'Second invasion' threatens nurseries
By Will Hoover
Advertiser Staff Writer
State Sen. Clayton Hee began a press conference at the state Capitol yesterday to the sounds of a chorus of coqui frogs.
"Can you hear me when I talk?" Hee said, his voice barely audible beneath frog sounds recently recorded in Waimänalo.
Hee's point was that the tiny noisemakers have returned to Waimänalo where, he said, they are mounting a "second invasion" and pose a threat to the nursery owners who depend on potted plant sales. The movement of potted plants is associated with the spread of the coqui frog, an invasive species with no natural predators here.
The spread of the frogs toward the mountains, where they would be more difficult to control, could bring quarantine restrictions to merchants on Windward O'ahu similar to those in place in parts of the Big Island, he said.
If Waimänalo merchants can't ship off island, their businesses could suffer greatly, said Hee, D-23rd (Käne'ohe, Kahuku), chairman of the Senate Committee on Water, Land, Agriculture and Hawaiian Affairs.
"The concern is that unless the state takes an aggressive posture with the landscape industry and the nurseries, we may end up like Hilo," Hee said.
Meanwhile, efforts to prevent the spread of coqui frogs have been thwarted by recent reductions in the ranks of Agriculture Department inspectors due to state budget cuts, Hee said. Such cuts have reduced the number of inspectors from 112 to 81.
"Of all the state departments," Hee said, "the Department of Agriculture has been cut the most — 43 percent."
Legislative bills aimed at restoring the money to pay for additional agriculture inspectors will be heard this week, Hee said.
As he spoke, the senator held up two empty water bottles that contained nine tiny coqui frogs he said had been collected recently near a nursery in Waimänalo. Hee said the bottles included pregnant female coqui frogs, indicating that the spread of the frogs could happen swiftly.
Hee was seated next to Carol Okada, branch manager of the Department of Agriculture, and Dean Okimoto, president of the Hawai'i Farm Bureau.
"We've been saying all along that you do these kinds of cuts to the Department of Ag and you're going to have these invasive species traveling in our Islands," Okimoto said. "And that's exactly what's starting to happen."
Okada said if the frogs reach the forests, it would be much more difficult to contain and eradicate them.
"They (nursery operators) are very concerned about this new population," she said.
The frogs are believed to have hitched a ride to Hawai'i in plants shipped from Puerto Rico or Florida in the 1990s. In Hawai'i, there are no natural predators, such as snakes, to keep the coqui numbers under control.

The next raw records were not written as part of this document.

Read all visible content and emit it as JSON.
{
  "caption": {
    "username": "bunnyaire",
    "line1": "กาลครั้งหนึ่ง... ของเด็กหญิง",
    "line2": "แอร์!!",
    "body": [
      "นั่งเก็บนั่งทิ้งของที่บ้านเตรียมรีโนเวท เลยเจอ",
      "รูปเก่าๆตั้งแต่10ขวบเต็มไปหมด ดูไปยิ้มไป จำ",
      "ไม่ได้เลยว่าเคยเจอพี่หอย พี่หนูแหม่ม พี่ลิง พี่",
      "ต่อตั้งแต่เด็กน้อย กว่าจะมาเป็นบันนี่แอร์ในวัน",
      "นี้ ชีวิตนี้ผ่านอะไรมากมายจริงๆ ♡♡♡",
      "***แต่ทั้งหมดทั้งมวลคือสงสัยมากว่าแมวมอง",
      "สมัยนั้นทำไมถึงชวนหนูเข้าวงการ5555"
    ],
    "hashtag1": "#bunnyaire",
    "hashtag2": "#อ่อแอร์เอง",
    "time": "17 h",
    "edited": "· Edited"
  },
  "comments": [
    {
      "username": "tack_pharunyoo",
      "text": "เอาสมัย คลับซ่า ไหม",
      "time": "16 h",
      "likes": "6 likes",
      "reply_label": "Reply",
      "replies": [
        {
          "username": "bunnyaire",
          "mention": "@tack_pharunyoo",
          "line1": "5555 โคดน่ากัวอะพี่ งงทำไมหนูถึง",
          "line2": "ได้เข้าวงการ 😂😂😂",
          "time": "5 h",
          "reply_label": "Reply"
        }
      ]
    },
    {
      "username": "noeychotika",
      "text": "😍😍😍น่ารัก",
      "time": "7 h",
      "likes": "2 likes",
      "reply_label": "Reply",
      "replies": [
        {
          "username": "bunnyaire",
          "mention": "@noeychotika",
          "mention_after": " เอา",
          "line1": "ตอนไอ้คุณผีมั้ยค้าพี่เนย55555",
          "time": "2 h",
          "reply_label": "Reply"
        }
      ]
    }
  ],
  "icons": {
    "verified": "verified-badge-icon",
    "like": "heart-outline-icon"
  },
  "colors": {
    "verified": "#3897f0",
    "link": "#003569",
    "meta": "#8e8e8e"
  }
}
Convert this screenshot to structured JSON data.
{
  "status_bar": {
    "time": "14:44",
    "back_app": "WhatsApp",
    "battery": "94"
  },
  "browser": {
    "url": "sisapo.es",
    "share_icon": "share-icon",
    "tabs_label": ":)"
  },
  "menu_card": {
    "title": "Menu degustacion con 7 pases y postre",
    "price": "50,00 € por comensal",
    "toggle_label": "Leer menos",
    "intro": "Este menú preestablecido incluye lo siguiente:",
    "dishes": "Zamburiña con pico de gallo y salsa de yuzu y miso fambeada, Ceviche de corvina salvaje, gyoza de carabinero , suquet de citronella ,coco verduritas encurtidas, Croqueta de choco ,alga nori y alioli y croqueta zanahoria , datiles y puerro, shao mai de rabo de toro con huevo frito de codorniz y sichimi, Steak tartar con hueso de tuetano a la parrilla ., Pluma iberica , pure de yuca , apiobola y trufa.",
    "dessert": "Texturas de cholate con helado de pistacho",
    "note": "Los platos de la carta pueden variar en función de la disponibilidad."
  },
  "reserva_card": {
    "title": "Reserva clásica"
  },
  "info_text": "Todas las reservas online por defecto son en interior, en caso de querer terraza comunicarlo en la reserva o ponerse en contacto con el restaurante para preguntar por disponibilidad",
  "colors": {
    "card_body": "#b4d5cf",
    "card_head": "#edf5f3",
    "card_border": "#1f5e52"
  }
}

Coqui frogs are loved in Puerto Rico, where the creatures are indigenous. Songs, poems and stories are written about the frogs, and they are pictured on T-shirts, post cards and magazine covers.
"The coqu[0xed]es begin to sing when the sun goes down at dusk," reports El Boricua, a monthly publication for Puerto Ricans. "Their melody serenades islanders to sleep."
But Hee said that in Hawai'i, where the frog's sounds are considered noise, the creatures can bring down property values.
"We're trying to nip this in the bud," he said.